I was in Malaysia two weeks ago, and I was lectured to by a Malay taxi driver in a village outside Johor about the ills of corruption. The UMNO folk, he said, have created a cronyistic system, where you have to be connected to the party to get a piece of the plunder. He then told me how hard things had got for him with the rising cost of living. The same happened with an Indian Muslim car mechanic–a convert– also in Johor, who said that the ‘people’s eyes are now open’. He said he was depressed after Malaysia’s recent general election because it was stolen from the opposition, who won the popular vote. This mechanic was also working as a campaigner for a PAS candidate in a Johor suburb. It’s a shame neither of them got around to telling me how how often they hang out in hipster KL cafes with fellow sophisticates, discussing ‘discourse’ and ‘narratives’.

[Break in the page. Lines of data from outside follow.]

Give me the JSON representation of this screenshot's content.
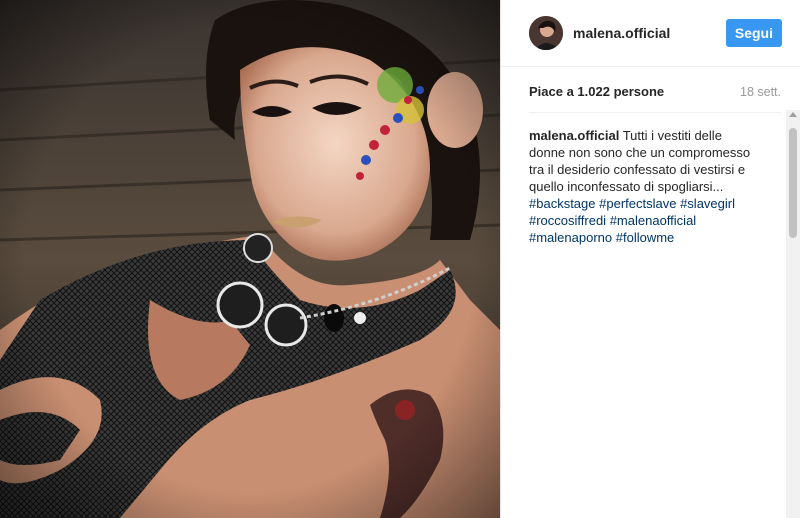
{
  "post": {
    "username": "malena.official",
    "follow_label": "Segui",
    "likes_text": "Piace a 1.022 persone",
    "time_text": "18 sett.",
    "caption": {
      "username": "malena.official",
      "text": "Tutti i vestiti delle donne non sono che un compromesso tra il desiderio confessato di vestirsi e quello inconfessato di spogliarsi...",
      "hashtags": [
        "#backstage",
        "#perfectslave",
        "#slavegirl",
        "#roccosiffredi",
        "#malenaofficial",
        "#malenaporno",
        "#followme"
      ]
    }
  }
}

Charis Quay August 19, 2013
Please see my detailed response to Clive Kessler in the New Mandala. True, ‘casual observers’ missed a lot, but ‘country specialists’ also have some blind spots.
tompepinsky August 19, 2013
Thanks for reading and commenting, Charis. I’ve seen your post, and I think it’s really smart. I don’t really know how we disagree, to be honest.
Charis Quay August 19, 2013
Thanks for your response, Tom. No, we don’t disagree as in ‘you say x is true and I say it is false’ — I was just adding some ‘local (rural) nuance’ to the interpretation of your and Clive Kessler’s previous work. 😉 I was very glad to see this post. Your comments wrt the need to ‘dig deeper’ are well taken — you could say that I suggest some ways of digging deeper, though certainly not all possible ways.
In particular, it would be great for everyone in this conversation if there were more East Malaysian voices with access to relevant on-the-ground details and observations who could point out and ‘contextualize’ these for the outside world (including West Malaysians such as myself). I’m sure some such voices exist; the problem as always is how to help them get out. And how to encourage them to keep presenting their ‘insider’ points of view.
Another voice that needs to be heard from is that of migrant workers and refugees (2-4 million people out of ~30 million people in Malaysia). We have ‘Banglasia’ from PR, but what do the migrants themselves think about Malaysia and Malaysian politics? (Especially if some of them voted as alleged?)
tompepinsky August 19, 2013
I heartily endorse all of this. One area in which our perspectives really do overlap is in emphasizing all of the politics of regime maintenance that happens outside of election time, which unfortunately can be a lot harder to quantify and which has unfolded over the course of many decades, with a lot of history and structure behind it. I think we do know a lot about it, at least in the case of UMNO politics in the peninsula. We are still waiting for it in East Malaysia.